By Josh Lee

Scotland may become the first place in the UK to allow men who sleep with men, trans women, and non-binary trans people who were assigned male at birth, to donate blood restriction-free.

Member of Scottish Parliament Rona Mackay tabled a motion to lift donation restrictions, which was debated yesterday (November 29).

Currently, those affected by the restrictions must wait 12 months after their last sexual encounter to donate blood. A lifetime ban on blood donations for men who sleep with men, and trans people assigned male at birth, was in place from 1981 until 2011 in most of the UK, when the 12-month deferral policy was introduced.
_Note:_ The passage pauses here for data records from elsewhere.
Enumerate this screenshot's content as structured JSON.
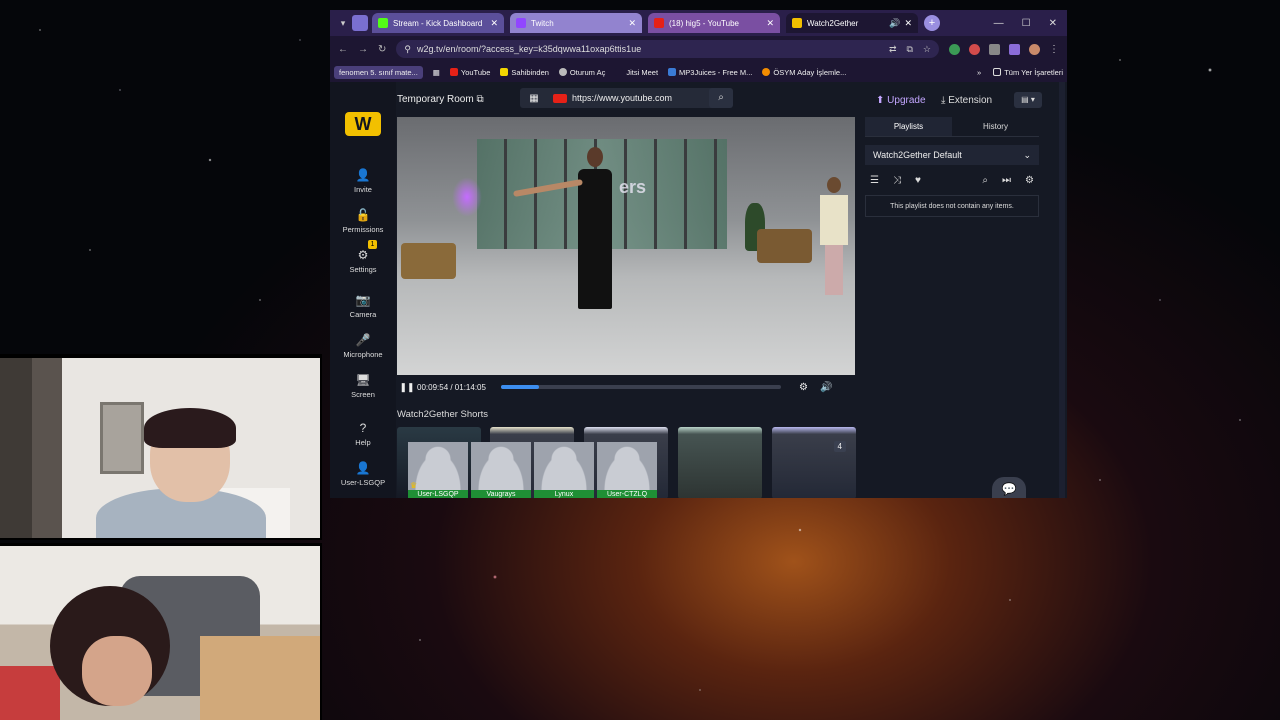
{
  "browser": {
    "tabs": [
      {
        "title": "Stream - Kick Dashboard",
        "close": "✕"
      },
      {
        "title": "Twitch",
        "close": "✕"
      },
      {
        "title": "(18) hig5 - YouTube",
        "close": "✕"
      },
      {
        "title": "Watch2Gether",
        "close": "✕"
      }
    ],
    "new_tab": "+",
    "address": "w2g.tv/en/room/?access_key=k35dqwwa11oxap6ttis1ue",
    "bookmarks": [
      {
        "label": "fenomen 5. sınıf mate..."
      },
      {
        "label": "YouTube"
      },
      {
        "label": "Sahibinden"
      },
      {
        "label": "Oturum Aç"
      },
      {
        "label": "Jitsi Meet"
      },
      {
        "label": "MP3Juices - Free M..."
      },
      {
        "label": "ÖSYM Aday İşlemle..."
      }
    ],
    "bookmarks_more": "»",
    "all_bookmarks": "Tüm Yer İşaretleri"
  },
  "w2g": {
    "sidebar": [
      {
        "label": "Invite",
        "icon": "user-plus-icon"
      },
      {
        "label": "Permissions",
        "icon": "unlock-icon"
      },
      {
        "label": "Settings",
        "icon": "gear-icon"
      },
      {
        "label": "Camera",
        "icon": "camera-icon"
      },
      {
        "label": "Microphone",
        "icon": "microphone-icon"
      },
      {
        "label": "Screen",
        "icon": "monitor-icon"
      },
      {
        "label": "Help",
        "icon": "help-icon"
      },
      {
        "label": "User-LSGQP",
        "icon": "user-icon"
      }
    ],
    "settings_badge": "1",
    "room_title": "Temporary Room",
    "url_value": "https://www.youtube.com",
    "upgrade": "Upgrade",
    "extension": "Extension",
    "video_overlay_text": "ers",
    "player": {
      "time": "00:09:54 / 01:14:05",
      "progress": 0.134
    },
    "shorts_title": "Watch2Gether Shorts",
    "shorts_count": "4",
    "users": [
      "User-LSGQP",
      "Vaugrays",
      "Lynux",
      "User-CTZLQ"
    ],
    "panel": {
      "tabs": [
        "Playlists",
        "History"
      ],
      "playlist_name": "Watch2Gether Default",
      "empty_message": "This playlist does not contain any items."
    }
  }
}
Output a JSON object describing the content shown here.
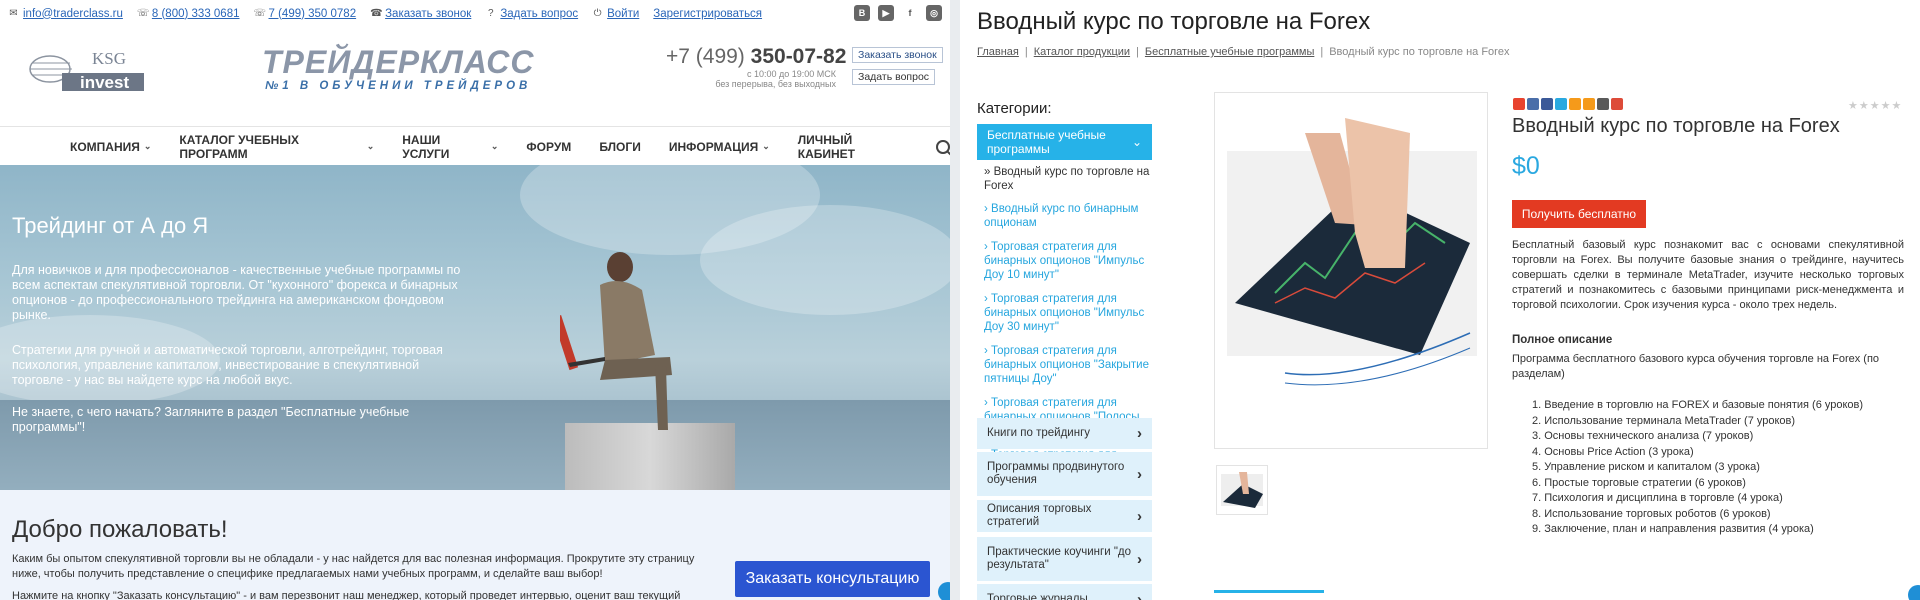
{
  "topbar": {
    "email": "info@traderclass.ru",
    "phone1": "8 (800) 333 0681",
    "phone2": "7 (499) 350 0782",
    "callback": "Заказать звонок",
    "ask": "Задать вопрос",
    "login": "Войти",
    "register": "Зарегистрироваться",
    "social": [
      "В",
      "▶",
      "f",
      "◎"
    ]
  },
  "header": {
    "ksg_top": "KSG",
    "ksg_bottom": "invest",
    "brand_name": "ТРЕЙДЕРКЛАСС",
    "brand_tag": "№1 В ОБУЧЕНИИ ТРЕЙДЕРОВ",
    "phone_prefix": "+7 (499)",
    "phone_main": "350-07-82",
    "hours1": "с 10:00 до 19:00 МСК",
    "hours2": "без перерыва, без выходных",
    "btn_callback": "Заказать звонок",
    "btn_ask": "Задать вопрос"
  },
  "nav": {
    "items": [
      {
        "label": "КОМПАНИЯ",
        "chev": "⌄"
      },
      {
        "label": "КАТАЛОГ УЧЕБНЫХ ПРОГРАММ",
        "chev": "⌄"
      },
      {
        "label": "НАШИ УСЛУГИ",
        "chev": "⌄"
      },
      {
        "label": "ФОРУМ",
        "chev": ""
      },
      {
        "label": "БЛОГИ",
        "chev": ""
      },
      {
        "label": "ИНФОРМАЦИЯ",
        "chev": "⌄"
      },
      {
        "label": "ЛИЧНЫЙ КАБИНЕТ",
        "chev": ""
      }
    ]
  },
  "hero": {
    "title": "Трейдинг от А до Я",
    "p1": "Для новичков и для профессионалов - качественные учебные программы по всем аспектам спекулятивной торговли. От \"кухонного\" форекса и бинарных опционов - до профессионального трейдинга на американском фондовом рынке.",
    "p2": "Стратегии для ручной и автоматической торговли, алготрейдинг, торговая психология, управление капиталом, инвестирование в спекулятивной торговле - у нас вы найдете курс на любой вкус.",
    "p3": "Не знаете, с чего начать? Загляните в раздел \"Бесплатные учебные программы\"!"
  },
  "welcome": {
    "title": "Добро пожаловать!",
    "text1": "Каким бы опытом спекулятивной торговли вы не обладали - у нас найдется для вас полезная информация. Прокрутите эту страницу ниже, чтобы получить представление о специфике предлагаемых нами учебных программ, и сделайте ваш выбор!",
    "text2": "Нажмите на кнопку \"Заказать консультацию\" - и вам перезвонит наш менеджер, который проведет интервью, оценит ваш текущий",
    "cta": "Заказать консультацию"
  },
  "product": {
    "page_title": "Вводный курс по торговле на Forex",
    "breadcrumbs": [
      "Главная",
      "Каталог продукции",
      "Бесплатные учебные программы"
    ],
    "breadcrumb_current": "Вводный курс по торговле на Forex",
    "categories_heading": "Категории:",
    "active_category": "Бесплатные учебные программы",
    "current_item": "» Вводный курс по торговле на Forex",
    "sub_items": [
      "› Вводный курс по бинарным опционам",
      "› Торговая стратегия для бинарных опционов \"Импульс Доу 10 минут\"",
      "› Торговая стратегия для бинарных опционов \"Импульс Доу 30 минут\"",
      "› Торговая стратегия для бинарных опционов \"Закрытие пятницы Доу\"",
      "› Торговая стратегия для бинарных опционов \"Полосы Боллинджера\"",
      "› Торговая стратегия для бинарных опционов \"Длинные скользящие\""
    ],
    "categories": [
      "Книги по трейдингу",
      "Программы продвинутого обучения",
      "Описания торговых стратегий",
      "Практические коучинги \"до результата\"",
      "Торговые журналы"
    ],
    "title": "Вводный курс по торговле на Forex",
    "price": "$0",
    "buy_button": "Получить бесплатно",
    "description": "Бесплатный базовый курс познакомит вас с основами спекулятивной торговли на Forex. Вы получите базовые знания о трейдинге, научитесь совершать сделки в терминале MetaTrader, изучите несколько торговых стратегий и познакомитесь с базовыми принципами риск-менеджмента и торговой психологии. Срок изучения курса - около трех недель.",
    "full_heading": "Полное описание",
    "full_text": "Программа бесплатного базового курса обучения торговле на Forex (по разделам)",
    "toc": [
      "1. Введение в торговлю на FOREX и базовые понятия (6 уроков)",
      "2. Использование терминала MetaTrader (7 уроков)",
      "3. Основы технического анализа (7 уроков)",
      "4. Основы Price Action (3 урока)",
      "5. Управление риском и капиталом (3 урока)",
      "6. Простые торговые стратегии (6 уроков)",
      "7. Психология и дисциплина в торговле (4 урока)",
      "8. Использование торговых роботов (6 уроков)",
      "9. Заключение, план и направления развития (4 урока)"
    ],
    "stars": "★★★★★",
    "share_colors": [
      "#e8432f",
      "#4a6ea9",
      "#3b5998",
      "#2aa9e0",
      "#f59a1a",
      "#f59a1a",
      "#5a5a5a",
      "#dd4b39"
    ]
  },
  "colors": {
    "accent": "#26b2e8",
    "buy": "#e33a22",
    "cta": "#2b55d1",
    "link": "#2a66b8"
  }
}
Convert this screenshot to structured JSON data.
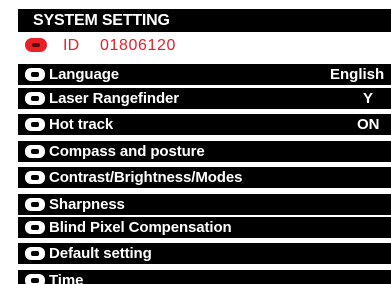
{
  "header": {
    "title": "SYSTEM SETTING"
  },
  "device": {
    "id_label": "ID",
    "id_value": "01806120",
    "id_icon": "red-bullet-icon",
    "accent_color": "#e8202a"
  },
  "menu": {
    "bullet_icon": "white-bullet-icon",
    "items": [
      {
        "label": "Language",
        "value": "English"
      },
      {
        "label": "Laser Rangefinder",
        "value": "Y"
      },
      {
        "label": "Hot track",
        "value": "ON"
      },
      {
        "label": "Compass and posture"
      },
      {
        "label": "Contrast/Brightness/Modes"
      },
      {
        "label": "Sharpness"
      },
      {
        "label": "Blind Pixel Compensation"
      },
      {
        "label": "Default setting"
      },
      {
        "label": "Time"
      }
    ]
  }
}
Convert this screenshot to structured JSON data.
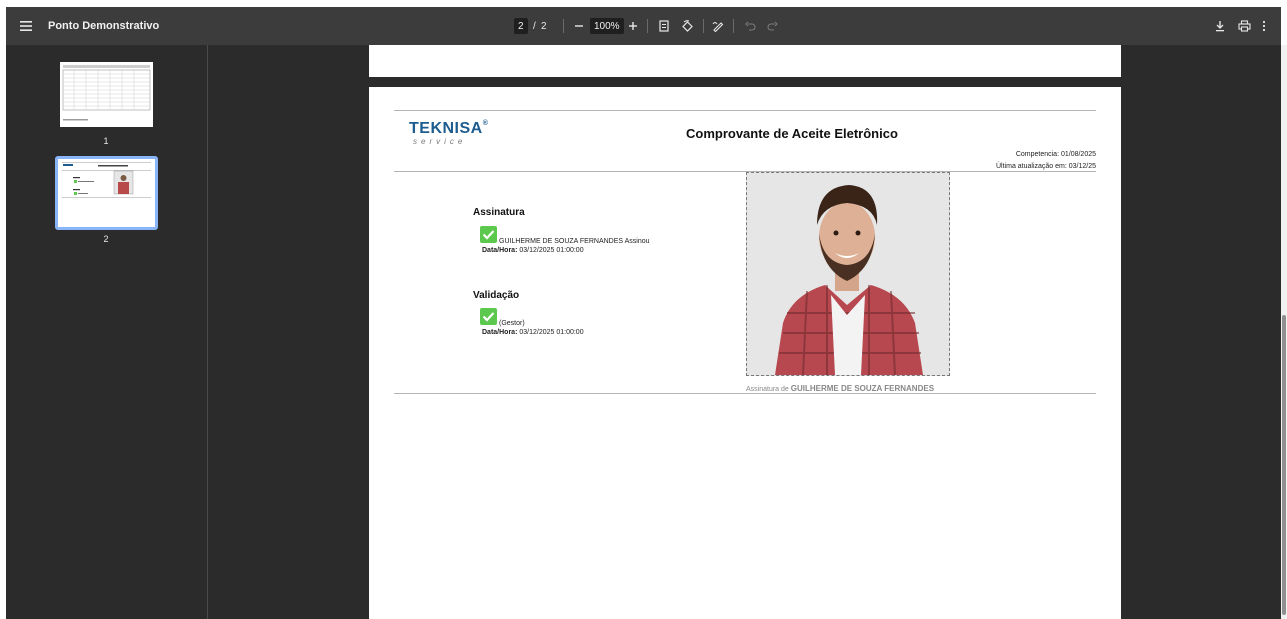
{
  "window": {
    "title": "Ponto Demonstrativo",
    "current_page": "2",
    "page_separator": "/",
    "total_pages": "2",
    "zoom": "100%",
    "icons": [
      "menu-icon",
      "zoom-out-icon",
      "zoom-in-icon",
      "fit-page-icon",
      "rotate-icon",
      "annotate-icon",
      "undo-icon",
      "redo-icon",
      "download-icon",
      "print-icon",
      "more-icon"
    ]
  },
  "sidebar": {
    "thumbnails": [
      {
        "number": "1"
      },
      {
        "number": "2",
        "selected": true
      }
    ]
  },
  "document": {
    "brand_name": "TEKNISA",
    "brand_mark": "®",
    "brand_tagline": "service",
    "title": "Comprovante de Aceite Eletrônico",
    "competencia": "Competencia: 01/08/2025",
    "ultima_atualizacao": "Última atualização em: 03/12/25",
    "assinatura": {
      "heading": "Assinatura",
      "name_text": "GUILHERME DE SOUZA FERNANDES Assinou",
      "date_label": "Data/Hora:",
      "date_value": "03/12/2025 01:00:00"
    },
    "validacao": {
      "heading": "Validação",
      "role_text": "(Gestor)",
      "date_label": "Data/Hora:",
      "date_value": "03/12/2025 01:00:00"
    },
    "photo_caption_prefix": "Assinatura de",
    "photo_caption_name": "GUILHERME DE SOUZA FERNANDES"
  },
  "colors": {
    "toolbar_bg": "#3c3c3c",
    "viewer_bg": "#2b2b2b",
    "selection": "#8ab4f8",
    "check_green": "#5cc84d",
    "brand_blue": "#1d5c8f"
  }
}
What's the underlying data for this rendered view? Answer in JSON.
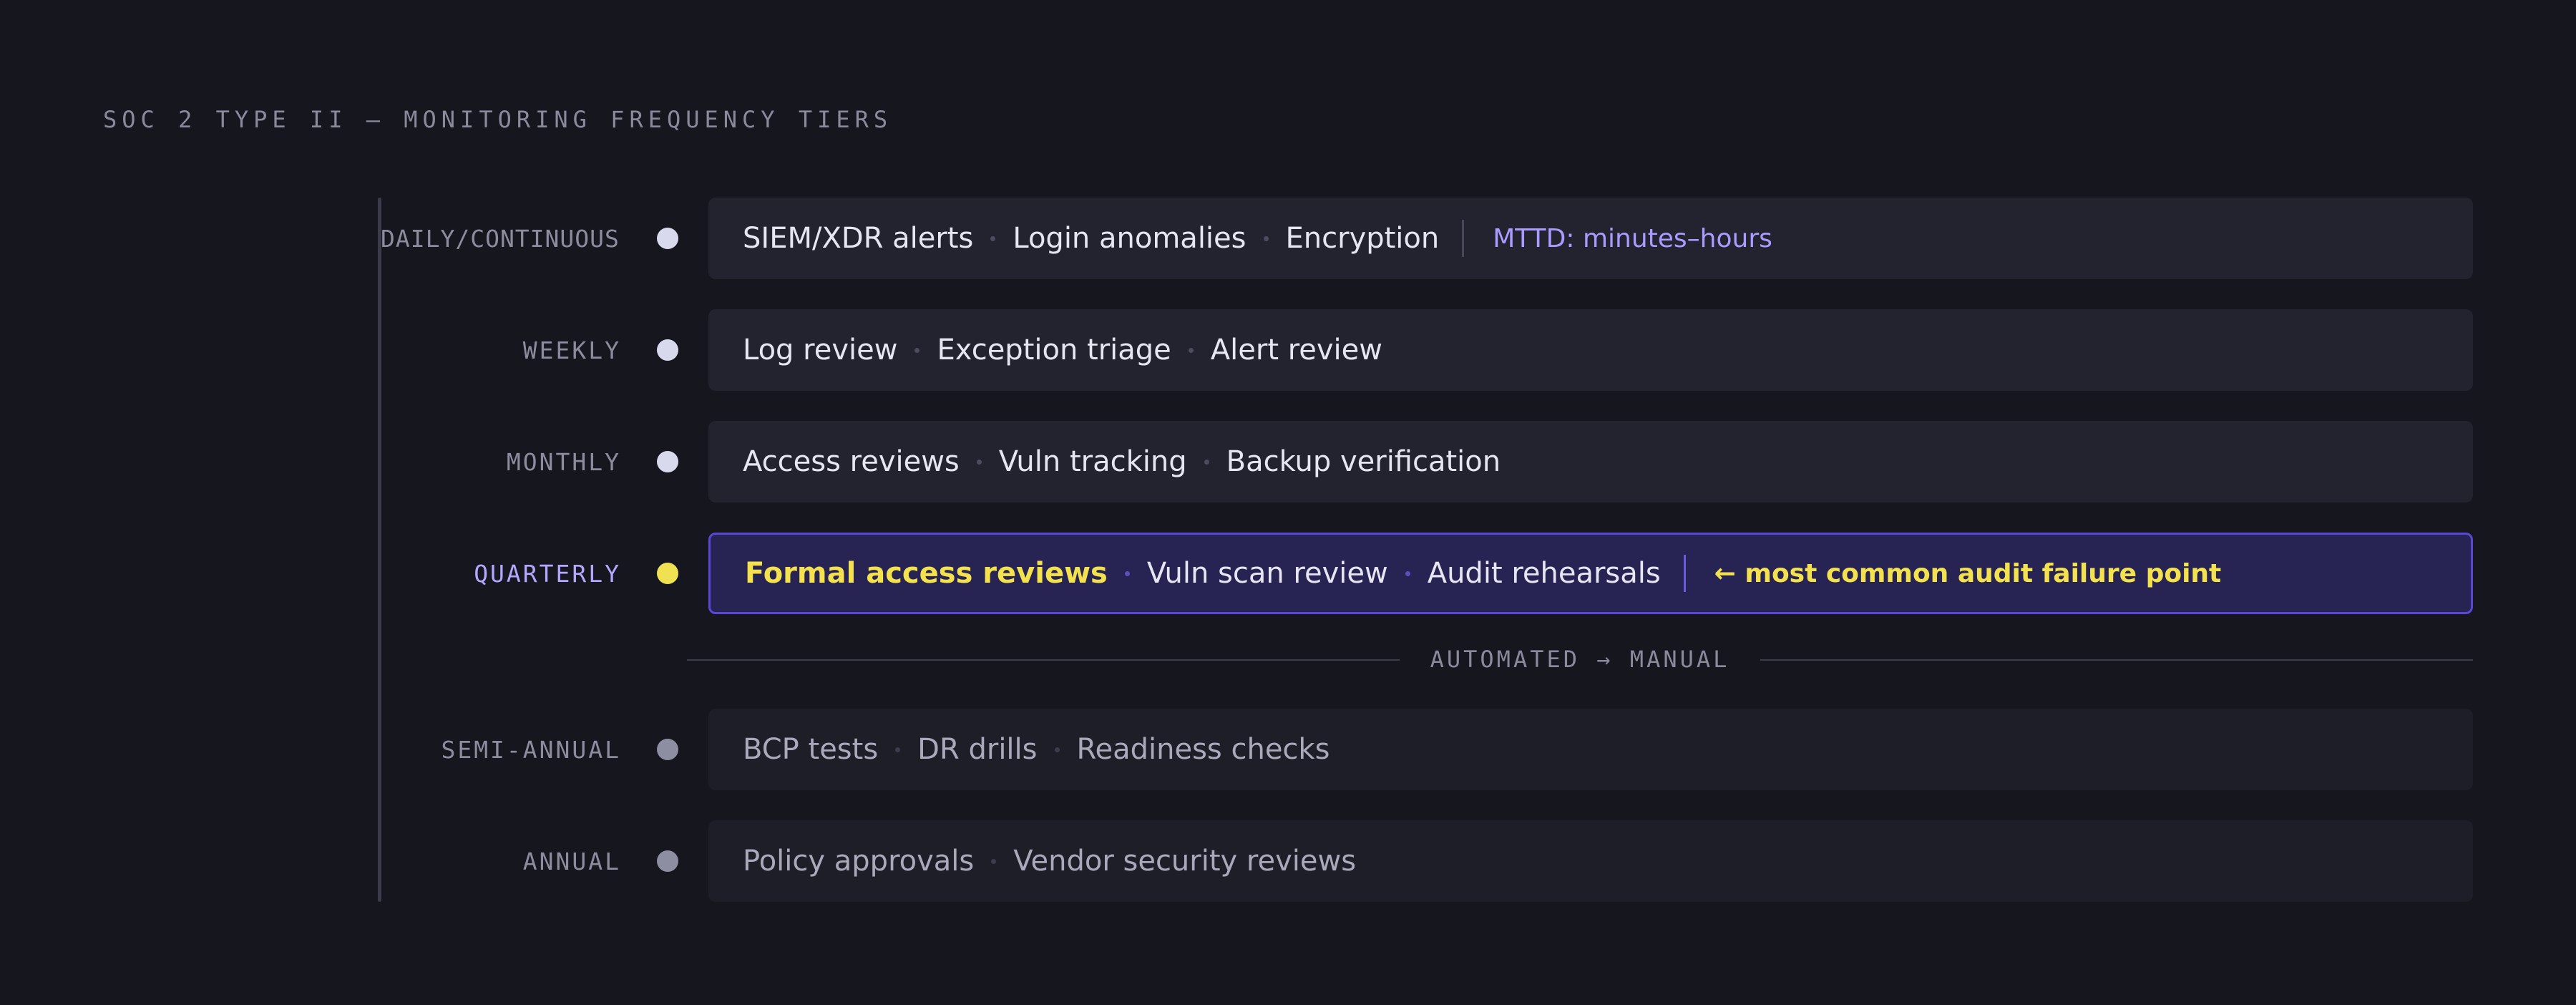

However, Northern Ireland didn’t relax restrictions until September this year.

Members of the Scottish Parliament from all major parties backed Ms Mackay’s calls to waive the deferral period, which was described as “archaic” and “discriminatory” during the debate.

Following the debate, she said: “I was proud to lead the debate into lifting this discriminatory ban for men who have sex with men donating blood in Scotland.

“This regulation unfairly targets sexual orientation of gay and bisexual men instead of sexual behaviours.

“Of course, there must be stringent donor selection criteria aimed at protecting both donors and recipients of blood transfusions, no one would ever argue otherwise, but I believe that these should not be based on sexual orientation, but on participation in high-risk behaviour.”

Throughout the rest of Great Britain, groups such as Freedom To Donate have been campaigning to completely equalise blood donation rules. In November 2015, the British Government announced they would commission a review into the current 12-month deferral period.